The typical team scored 30.04 points per game this fall, busting the record of 29.7 points per game per team set last fall. The Big 12 led all conferences with an average of 33.58 points per game. Western Kentucky led all teams with 45.5 points per game.

Consequently, the 2016 season also set the record for the longest average game time in FBS history.

As Dennis Dodd for CBS Sports notes, this is the seventh time since 2000 the average scoring record has been broken. That same record was broken 19 times in the previous 63 seasons.

This season also saw records broken for average total offense (417.5 yards per game), yards per play (5.83), yards per pass attempt (7.39) and touchdowns per game (3.82).

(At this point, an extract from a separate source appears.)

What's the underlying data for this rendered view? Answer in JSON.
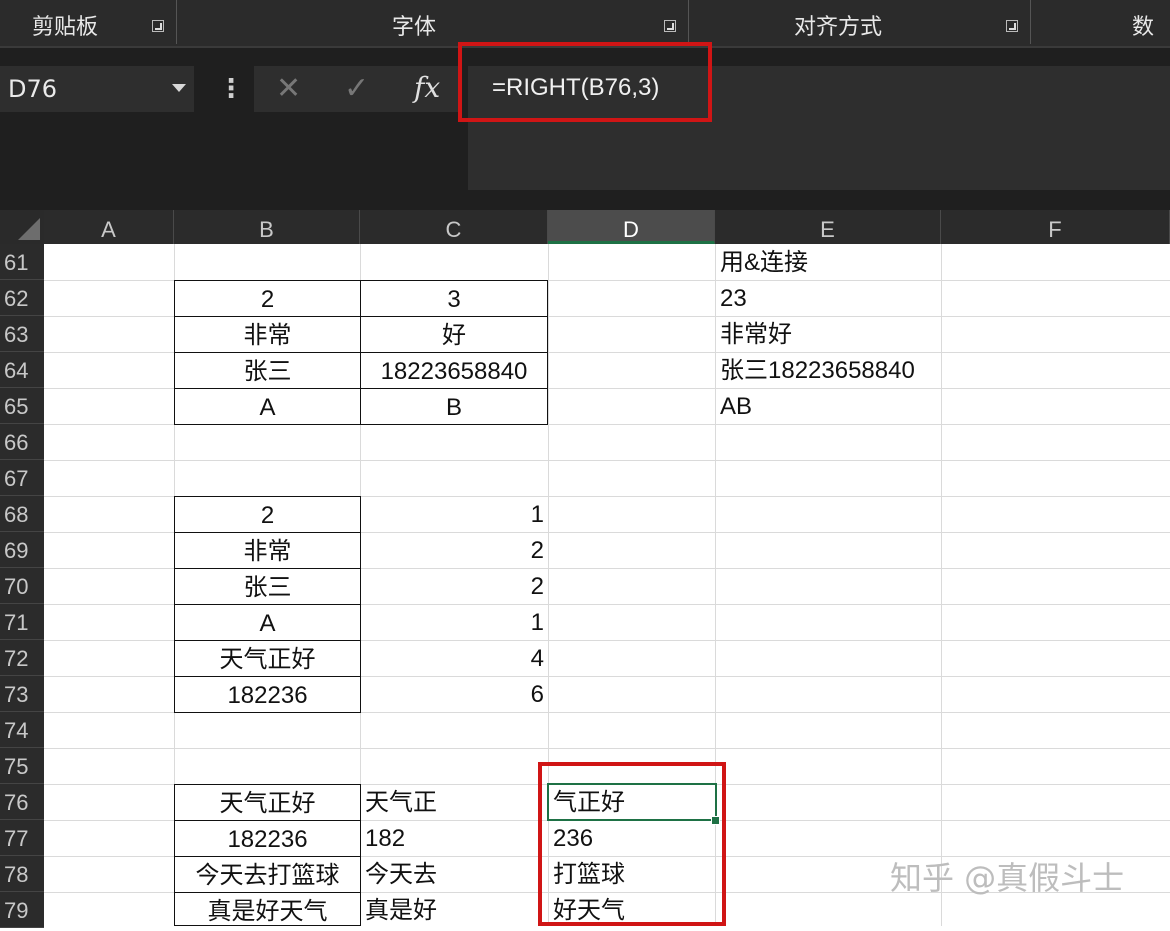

However, teams did average 182.99 rushing yards per game, the highest number since 1979.